The Purpose of Ajax

The main purpose of Ajax is to provide a simple and standard means for a web page to communicate with the server without a complete page refresh. To illustrate this, consider a simple registration form. You have very likely experienced the frustration of having to try multiple usernames when registering for some new website. You fill out the entire form, hit the submit button, wait for a second or so, and then get the same form right back with a message saying that the username you have chosen is not available. You try another easy-to-remember username and find it is also not available. You repeat this several times until finally you pick some obscure username. This process wouldn't be nearly as bad if you didn't have to wait for the entire page to refresh each time you tried a new username.

But that's a very simple example. Some web-based applications require constant interaction with a database through a middle-tier. Take, for example, an interface for updating employee records. The traditional way of doing this is illustrated below.

Visit to view the "traditional" server-side app illustrated below. Though we reference the ColdFusion (.cfm) version of each file below, you will find .cfm, Microsoft Active Server Pages (.asp), JavaServer Pages (.jsp), and PHP (.php) files in the directory AjaxBasics/Demos/.

Traditional Web Application

  1. First, the application shows a list of employees to pick from. (AjaxBasics/Demos/EmployeeAdmin.cfm):Employee List
  2. When the user chooses an employee, the server returns a new page (FIRST REFRESH) and a form is displayed. (AjaxBasics/Demos/EditEmployee.cfm):Form
  3. The user can then edit the employee data (e.g, change "Nancy" to "Nance") and submit the form. The server then returns the new page (SECOND REFRESH). (AjaxBasics/Demos/EditEmployee.cfm):New Page
  4. To get back to the employee list to begin the process of modifying another employee's data, the user would have to click on the "Employee List" link (THIRD REFRESH).

Ajax makes this process much simpler for the user. Records, and even individual fields of a record, can be edited one at a time without full page refreshes.
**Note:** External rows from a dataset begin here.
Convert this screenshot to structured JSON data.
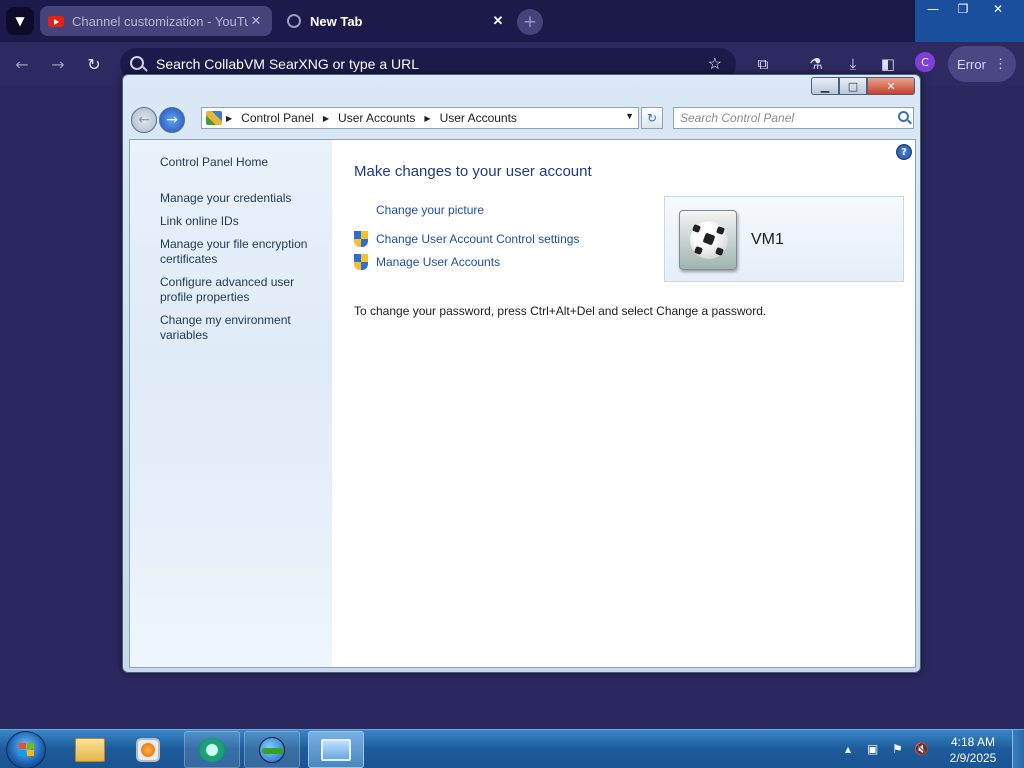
{
  "browser": {
    "tabs": [
      {
        "label": "Channel customization - YouTube",
        "active": false
      },
      {
        "label": "New Tab",
        "active": true
      }
    ],
    "omnibox_placeholder": "Search CollabVM SearXNG or type a URL",
    "profile_initial": "C",
    "error_label": "Error"
  },
  "explorer": {
    "breadcrumb": [
      "Control Panel",
      "User Accounts",
      "User Accounts"
    ],
    "search_placeholder": "Search Control Panel",
    "left_pane": {
      "home_link": "Control Panel Home",
      "links": [
        "Manage your credentials",
        "Link online IDs",
        "Manage your file encryption certificates",
        "Configure advanced user profile properties",
        "Change my environment variables"
      ]
    },
    "main": {
      "title": "Make changes to your user account",
      "tasks": [
        {
          "label": "Change your picture",
          "shield": false
        },
        {
          "label": "Change User Account Control settings",
          "shield": true
        },
        {
          "label": "Manage User Accounts",
          "shield": true
        }
      ],
      "password_note": "To change your password, press Ctrl+Alt+Del and select Change a password.",
      "user_name": "VM1"
    }
  },
  "taskbar": {
    "time": "4:18 AM",
    "date": "2/9/2025"
  }
}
This method will be illustrated shortly, but first, we must take a little detour to get the back end set up for server-side communication.